• Jan Śniadecki (1756-1830)

As a 16-year-old, he began his studies at the Jagiellonian University, completing them with the degree of Doctor of Philosophy. He continued his education at foreign universities: in Göttingen, Leyda, and Paris. After returning to Poland, having obtained the title of professor of astronomy and mathematics, he taught these subjects at Jagiellonian University. Astronomical observations became his true passion; for this purpose, he founded an observatory in Krakow. In 1806 he moved to Vilnius, becoming the Rector of the local university. There he expanded his versatile interests, both astronomical (questions of eclipses and occultations of stars by the Moon) and mathematical (he was a pioneer in the development of the calculus of probability). Not limiting himself to scientific and didactic activity, Jan Śniadecki wrote many valuable scientific works on mathematics (Algebra, the first textbook in this field in Poland or Trygonometria kulista analitycznie wyłożona) and the dissertation O Koperniku (Discourse on Nicolaus Copernicus, biography, 1802) that reminded the whole world that Copernicus was a Polish scholar, contrary to the prevailing belief at the time about the German origins of the famous astronomer. At the end of his busy life, Jan Śniadecki took up philosophy, journalism, and social satire.

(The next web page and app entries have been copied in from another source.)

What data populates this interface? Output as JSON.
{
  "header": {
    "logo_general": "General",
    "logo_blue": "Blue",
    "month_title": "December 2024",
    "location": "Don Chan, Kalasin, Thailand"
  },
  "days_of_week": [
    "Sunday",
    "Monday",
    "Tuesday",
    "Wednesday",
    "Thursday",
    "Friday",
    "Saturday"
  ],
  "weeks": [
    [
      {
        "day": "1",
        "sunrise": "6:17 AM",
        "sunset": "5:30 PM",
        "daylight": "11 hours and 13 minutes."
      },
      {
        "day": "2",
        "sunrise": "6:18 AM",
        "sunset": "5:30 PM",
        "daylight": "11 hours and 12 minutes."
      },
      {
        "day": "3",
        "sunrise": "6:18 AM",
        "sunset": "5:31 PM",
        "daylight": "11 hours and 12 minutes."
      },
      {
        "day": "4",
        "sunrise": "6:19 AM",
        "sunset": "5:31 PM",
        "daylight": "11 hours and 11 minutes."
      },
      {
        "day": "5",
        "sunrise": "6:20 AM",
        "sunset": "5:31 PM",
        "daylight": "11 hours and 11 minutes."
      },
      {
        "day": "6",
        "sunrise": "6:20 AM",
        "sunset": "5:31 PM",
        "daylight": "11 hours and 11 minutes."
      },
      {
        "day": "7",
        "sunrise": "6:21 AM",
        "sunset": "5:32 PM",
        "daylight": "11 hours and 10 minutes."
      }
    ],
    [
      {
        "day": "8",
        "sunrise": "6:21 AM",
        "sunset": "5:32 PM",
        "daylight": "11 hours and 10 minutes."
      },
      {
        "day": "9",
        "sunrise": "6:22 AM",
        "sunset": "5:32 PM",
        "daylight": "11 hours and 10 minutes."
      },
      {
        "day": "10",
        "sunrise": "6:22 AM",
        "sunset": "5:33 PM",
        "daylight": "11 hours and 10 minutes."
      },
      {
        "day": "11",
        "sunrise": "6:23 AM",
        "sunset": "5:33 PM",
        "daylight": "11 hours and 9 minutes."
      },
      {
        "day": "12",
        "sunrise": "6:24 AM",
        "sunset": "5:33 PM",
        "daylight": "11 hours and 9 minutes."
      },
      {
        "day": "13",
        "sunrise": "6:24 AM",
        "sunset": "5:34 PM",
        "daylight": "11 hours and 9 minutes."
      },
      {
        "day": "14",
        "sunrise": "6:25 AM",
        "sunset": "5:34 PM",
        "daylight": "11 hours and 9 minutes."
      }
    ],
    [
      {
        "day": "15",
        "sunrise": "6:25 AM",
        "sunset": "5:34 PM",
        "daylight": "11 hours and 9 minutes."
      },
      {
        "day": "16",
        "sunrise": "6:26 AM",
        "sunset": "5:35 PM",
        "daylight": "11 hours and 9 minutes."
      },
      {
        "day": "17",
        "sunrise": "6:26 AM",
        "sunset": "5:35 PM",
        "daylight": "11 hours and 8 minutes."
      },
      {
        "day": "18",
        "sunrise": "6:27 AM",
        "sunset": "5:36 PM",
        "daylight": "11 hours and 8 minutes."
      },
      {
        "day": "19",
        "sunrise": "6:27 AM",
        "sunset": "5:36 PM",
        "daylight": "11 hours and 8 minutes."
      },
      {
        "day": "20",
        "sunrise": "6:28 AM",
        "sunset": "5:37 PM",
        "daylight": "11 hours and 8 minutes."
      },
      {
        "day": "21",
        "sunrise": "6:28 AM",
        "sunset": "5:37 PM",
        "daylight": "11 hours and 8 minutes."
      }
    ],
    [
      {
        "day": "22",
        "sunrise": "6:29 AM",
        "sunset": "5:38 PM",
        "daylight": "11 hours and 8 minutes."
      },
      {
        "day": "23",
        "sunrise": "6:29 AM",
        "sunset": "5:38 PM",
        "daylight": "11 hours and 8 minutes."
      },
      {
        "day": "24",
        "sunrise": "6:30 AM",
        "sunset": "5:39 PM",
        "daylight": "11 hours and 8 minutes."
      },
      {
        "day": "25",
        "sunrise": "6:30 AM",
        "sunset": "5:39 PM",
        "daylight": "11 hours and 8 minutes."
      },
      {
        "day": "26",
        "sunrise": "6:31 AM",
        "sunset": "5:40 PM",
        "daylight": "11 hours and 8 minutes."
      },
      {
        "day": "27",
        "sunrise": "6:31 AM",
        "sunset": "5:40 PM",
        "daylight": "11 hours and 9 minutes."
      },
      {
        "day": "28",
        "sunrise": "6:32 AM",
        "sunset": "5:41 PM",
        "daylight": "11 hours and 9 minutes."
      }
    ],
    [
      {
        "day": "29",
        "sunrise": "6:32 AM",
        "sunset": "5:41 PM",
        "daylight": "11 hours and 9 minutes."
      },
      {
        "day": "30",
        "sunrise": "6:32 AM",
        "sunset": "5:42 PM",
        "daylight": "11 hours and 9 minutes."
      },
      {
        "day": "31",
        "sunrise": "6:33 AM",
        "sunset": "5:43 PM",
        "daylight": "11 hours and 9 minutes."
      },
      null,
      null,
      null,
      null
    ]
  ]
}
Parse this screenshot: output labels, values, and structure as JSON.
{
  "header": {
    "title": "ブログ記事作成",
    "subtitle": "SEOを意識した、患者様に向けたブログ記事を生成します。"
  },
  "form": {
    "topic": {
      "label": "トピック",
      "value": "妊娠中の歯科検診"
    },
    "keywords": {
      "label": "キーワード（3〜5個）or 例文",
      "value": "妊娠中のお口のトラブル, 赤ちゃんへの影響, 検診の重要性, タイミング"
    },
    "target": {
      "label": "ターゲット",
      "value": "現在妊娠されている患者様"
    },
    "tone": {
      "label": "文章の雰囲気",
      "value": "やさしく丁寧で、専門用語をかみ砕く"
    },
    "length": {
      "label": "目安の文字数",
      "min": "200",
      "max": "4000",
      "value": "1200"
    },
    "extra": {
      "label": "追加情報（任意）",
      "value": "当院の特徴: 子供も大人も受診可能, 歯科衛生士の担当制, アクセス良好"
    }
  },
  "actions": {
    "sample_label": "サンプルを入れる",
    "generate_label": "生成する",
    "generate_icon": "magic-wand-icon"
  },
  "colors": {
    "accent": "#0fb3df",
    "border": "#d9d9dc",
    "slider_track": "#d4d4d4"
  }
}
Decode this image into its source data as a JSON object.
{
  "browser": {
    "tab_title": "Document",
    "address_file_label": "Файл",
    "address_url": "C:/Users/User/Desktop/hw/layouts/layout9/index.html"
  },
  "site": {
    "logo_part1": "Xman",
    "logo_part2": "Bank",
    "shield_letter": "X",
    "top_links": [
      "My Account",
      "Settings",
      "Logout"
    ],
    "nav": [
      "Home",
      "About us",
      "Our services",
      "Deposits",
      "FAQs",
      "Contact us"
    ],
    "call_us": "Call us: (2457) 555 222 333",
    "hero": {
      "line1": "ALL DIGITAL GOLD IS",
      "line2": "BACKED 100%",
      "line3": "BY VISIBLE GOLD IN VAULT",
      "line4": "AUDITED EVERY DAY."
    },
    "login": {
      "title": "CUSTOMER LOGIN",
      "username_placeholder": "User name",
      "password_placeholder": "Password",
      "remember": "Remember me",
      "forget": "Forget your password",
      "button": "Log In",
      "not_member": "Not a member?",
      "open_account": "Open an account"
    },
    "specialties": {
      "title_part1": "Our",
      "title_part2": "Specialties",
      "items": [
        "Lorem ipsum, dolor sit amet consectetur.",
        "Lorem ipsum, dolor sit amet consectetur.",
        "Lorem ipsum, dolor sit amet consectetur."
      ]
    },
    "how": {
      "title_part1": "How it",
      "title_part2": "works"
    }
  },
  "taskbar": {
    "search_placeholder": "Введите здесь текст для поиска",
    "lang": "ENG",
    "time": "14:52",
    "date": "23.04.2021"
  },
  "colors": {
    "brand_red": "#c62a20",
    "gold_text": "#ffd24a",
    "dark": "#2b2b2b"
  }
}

  • Jędrzej Śniadecki (1768-1838)

began his scientific career under the supervision and care of his brother. Following his brother’s wish, after completing a three-year course of study at the Jagiellonian University, Jędrzej Śniadecki continued his studies abroad. He earned his doctorate in medicine and philosophy in Pavia, then studied in London and Edinburgh, where he excelled in chemistry, surgery, and natural history. After returning to Poland, he was employed at Vilnius University and taught chemistry and pharmacy at the Medical Faculty. He was one of the first scholars to teach chemistry in Polish, creating chemical terminology in modern Polish. He wrote the textbook Początki chemii (The Beginnings of Chemistry), which was used in universities not only in Poland but also abroad. The greatest fame was brought to him by the work Teorya jestestw organicznych (The Theory of Organic Beings), presenting a concept, bold for those times, about the unity of the matter of the living world and inanimate matter. The work O fizycznym wychowaniu dzieci (On the physical education of children), in turn, initiated the introduction of physical education to schools as a subject of teaching. Jędrzej Śniadecki’s great passion was journalism, primarily to popularize science with its latest discoveries but also for educational and social matters. The Polish Chemical Society minted a special medal to celebrate Jędrzej Śniadecki’s merits as a chemist, awarded to the most outstanding Polish scientists representing this scientific discipline.